Diabetes experts have long suspected that one important step in diabetes prevention and management is replacing refined, simple sugars in the diet with more complex sources of whole grains. A recent study supports this theory.

Research involving almost 200,000 men and women showed that eating brown rice can reduce the chances of developing diabetes by 16 percent, and other whole grains can reduce the chances even further.

Another recent study found that a breakfast rich in low-GI foods, such as rolled oats and brown rice, can work to prevent blood sugar spikes throughout the day in people already diagnosed with the condition. That’s because whole grains are good sources of fiber, which can help slow the absorption of glucose into the blood. Plus, they’re packed with vitamins and minerals, making them a better choice than refined carbohydrates for people with type 2 diabetes.

Brown Rice
Researchers showed that eating five or more servings of white rice each week led to an increased risk of diabetes. Conversely, consuming just two servings of brown rice each week led to a lower risk. And it’s as easy as it sounds: These data indicated that replacing roughly one-third of a daily serving of white rice with brown rice would lead to a 16 percent reduction in overall type 2 diabetes risk.

Diabetes experts speculate that other whole grains such as bulgur wheat could play a similar role in the diabetes diet when eaten in place of simple, refined carbohydrates. In fact, the researchers theorized that replacing white rice with whole grains could possibly lower the risk of diabetes by as much as 36 percent.

Oats are a popular whole-grain choice for the diabetic diet because they’re easy to include in your breakfast routine. According to the U.S. Department of Agriculture, a half-cup of cooked oatmeal in the morning counts as the equivalent of a one-ounce serving of whole grains. Many experts suggest buying steel-cut oats, which leave more of the whole grains intact.

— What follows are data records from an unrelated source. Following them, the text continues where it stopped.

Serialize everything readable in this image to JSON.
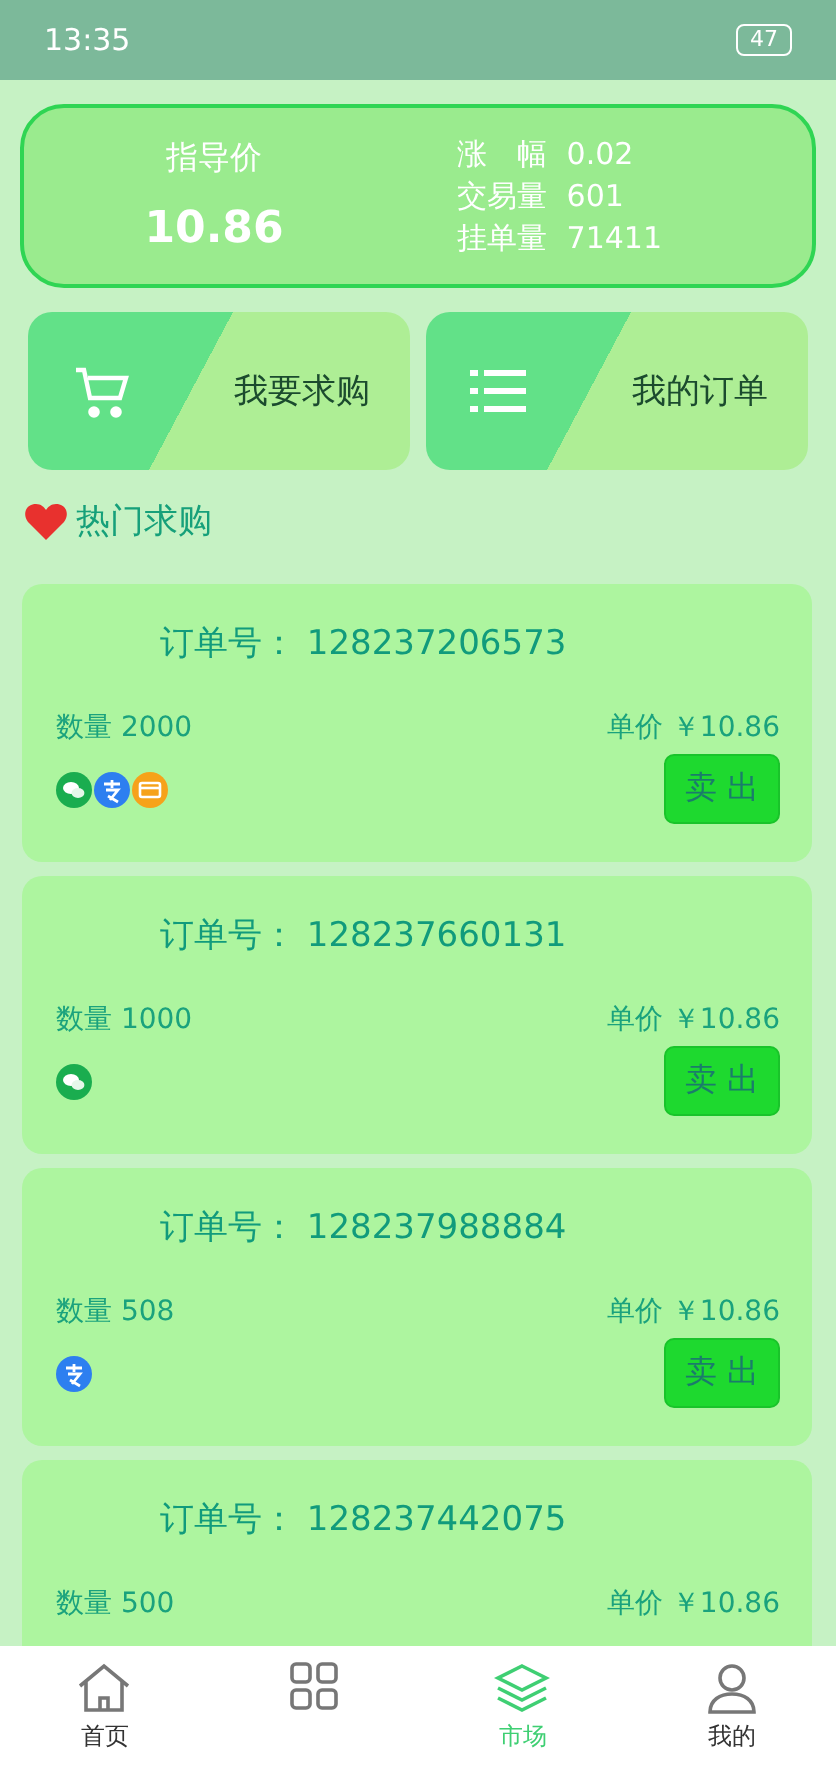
{
  "status_bar": {
    "time": "13:35",
    "battery": "47"
  },
  "summary": {
    "guide_label": "指导价",
    "guide_price": "10.86",
    "stats": [
      {
        "label": "涨　幅",
        "value": "0.02"
      },
      {
        "label": "交易量",
        "value": "601"
      },
      {
        "label": "挂单量",
        "value": "71411"
      }
    ]
  },
  "actions": [
    {
      "kind": "cart",
      "label": "我要求购"
    },
    {
      "kind": "list",
      "label": "我的订单"
    }
  ],
  "section_title": "热门求购",
  "orders": [
    {
      "order_label": "订单号：",
      "order_no": "128237206573",
      "quantity": "数量 2000",
      "price": "单价 ￥10.86",
      "payments": [
        {
          "kind": "wechat"
        },
        {
          "kind": "alipay"
        },
        {
          "kind": "card"
        }
      ],
      "button": "卖 出"
    },
    {
      "order_label": "订单号：",
      "order_no": "128237660131",
      "quantity": "数量 1000",
      "price": "单价 ￥10.86",
      "payments": [
        {
          "kind": "wechat"
        }
      ],
      "button": "卖 出"
    },
    {
      "order_label": "订单号：",
      "order_no": "128237988884",
      "quantity": "数量 508",
      "price": "单价 ￥10.86",
      "payments": [
        {
          "kind": "alipay"
        }
      ],
      "button": "卖 出"
    },
    {
      "order_label": "订单号：",
      "order_no": "128237442075",
      "quantity": "数量 500",
      "price": "单价 ￥10.86"
    }
  ],
  "nav": [
    {
      "kind": "home",
      "label": "首页",
      "selected": false
    },
    {
      "kind": "grid",
      "selected": false
    },
    {
      "kind": "layers",
      "label": "市场",
      "selected": true
    },
    {
      "kind": "user",
      "label": "我的",
      "selected": false
    }
  ]
}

By choosing buckwheat flour instead of regular white flour for baking, you can get a big boost to your soluble fiber content, an important consideration in the diabetic diet. One of the most important qualities of soluble fiber is its ability to help regulate blood glucose levels. It slows the rate at which glucose is metabolized and absorbed from the intestine.

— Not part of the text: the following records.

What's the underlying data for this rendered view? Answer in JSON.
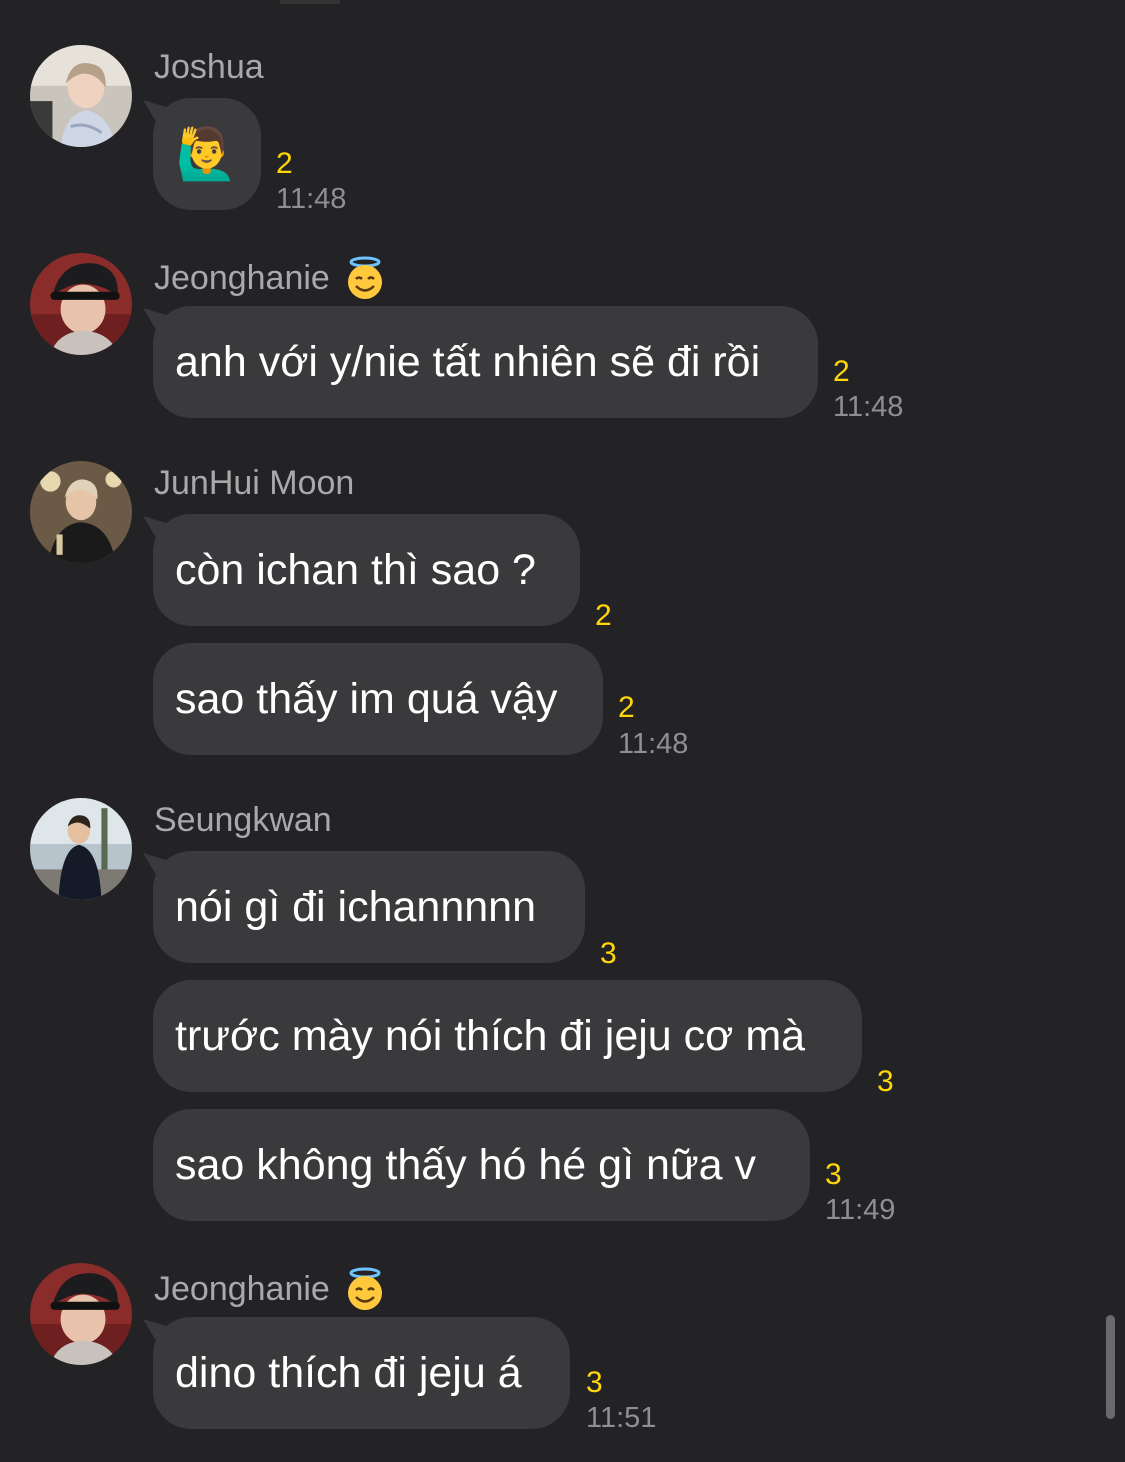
{
  "colors": {
    "background": "#232325",
    "bubble": "#3a3a3c",
    "sender_name": "#a9a9ab",
    "unread_count": "#ffd60a",
    "timestamp": "#8e8e93"
  },
  "messages": [
    {
      "sender": "Joshua",
      "avatar": "avatar-joshua",
      "bubbles": [
        {
          "text": "🙋‍♂️",
          "unread": "2",
          "time": "11:48"
        }
      ]
    },
    {
      "sender": "Jeonghanie",
      "sender_emoji": "angel-face-icon",
      "avatar": "avatar-jeonghanie",
      "bubbles": [
        {
          "text": "anh với y/nie tất nhiên sẽ đi rồi",
          "unread": "2",
          "time": "11:48"
        }
      ]
    },
    {
      "sender": "JunHui Moon",
      "avatar": "avatar-junhui",
      "bubbles": [
        {
          "text": "còn ichan thì sao ?",
          "unread": "2",
          "time": ""
        },
        {
          "text": "sao thấy im quá vậy",
          "unread": "2",
          "time": "11:48"
        }
      ]
    },
    {
      "sender": "Seungkwan",
      "avatar": "avatar-seungkwan",
      "bubbles": [
        {
          "text": "nói gì đi ichannnnn",
          "unread": "3",
          "time": ""
        },
        {
          "text": "trước mày nói thích đi jeju cơ mà",
          "unread": "3",
          "time": ""
        },
        {
          "text": "sao không thấy hó hé gì nữa v",
          "unread": "3",
          "time": "11:49"
        }
      ]
    },
    {
      "sender": "Jeonghanie",
      "sender_emoji": "angel-face-icon",
      "avatar": "avatar-jeonghanie",
      "bubbles": [
        {
          "text": "dino thích đi jeju á",
          "unread": "3",
          "time": "11:51"
        }
      ]
    }
  ]
}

You may not have heard of millet, although you’ve probably seen it as the main ingredient in birdseed. But it’s not just for the birds; when cooked, this tiny grain is good for people, too. Whole grains such as millet help because they provide fiber and with little to no fat, these foods are heart-smart.

Quinoa is another versatile food recommended by nutritionists as a delicious side dish and that may be new to your menu. Although quinoa is commonly thought of as a whole grain, it’s actually a highly nutritious seed that is high in protein and fiber. In addition to slowing down the rise of blood glucose how fiber from quinoa and whole grains can help in one other way. Soluble fiber adds bulk to your diet, so it helps you feel full and more satisfied. You are less likely to overeat. And appetite control is important to keep you on calorie-conscious diabetes diet.

Wheat Berries
Wheat berries are actually just whole, unprocessed kernels of wheat, and they round out the list of tasty whole grains nutritionists recommend for people on a diabetes diet. You can make all kinds of dishes with this versatile grain; cook them as a side dish, serve them for breakfast as you would oatmeal and top with a sprinkling of nuts and berries, or toss them into your salads for a nutty accent.

Everyday Health